──────── Listed records ────────
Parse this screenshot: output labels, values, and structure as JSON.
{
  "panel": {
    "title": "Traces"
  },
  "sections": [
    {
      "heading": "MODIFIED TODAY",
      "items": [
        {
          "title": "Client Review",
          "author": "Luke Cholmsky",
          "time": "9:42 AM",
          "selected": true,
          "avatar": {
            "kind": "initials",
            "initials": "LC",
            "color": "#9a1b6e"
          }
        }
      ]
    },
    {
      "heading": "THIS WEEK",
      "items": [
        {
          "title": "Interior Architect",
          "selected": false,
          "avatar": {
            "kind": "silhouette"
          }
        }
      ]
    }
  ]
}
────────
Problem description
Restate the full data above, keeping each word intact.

Solution to this task
Parse this screenshot: output labels, values, and structure as JSON.
{
  "panel": {
    "title": "Traces"
  },
  "sections": [
    {
      "heading": "MODIFIED TODAY",
      "items": [
        {
          "title": "Client Review",
          "author": "Luke Cholmsky",
          "time": "9:42 AM",
          "selected": true,
          "avatar": {
            "kind": "initials",
            "initials": "LC",
            "color": "#9a1b6e"
          }
        }
      ]
    },
    {
      "heading": "THIS WEEK",
      "items": [
        {
          "title": "Interior Architect",
          "selected": false,
          "avatar": {
            "kind": "silhouette"
          }
        }
      ]
    }
  ]
}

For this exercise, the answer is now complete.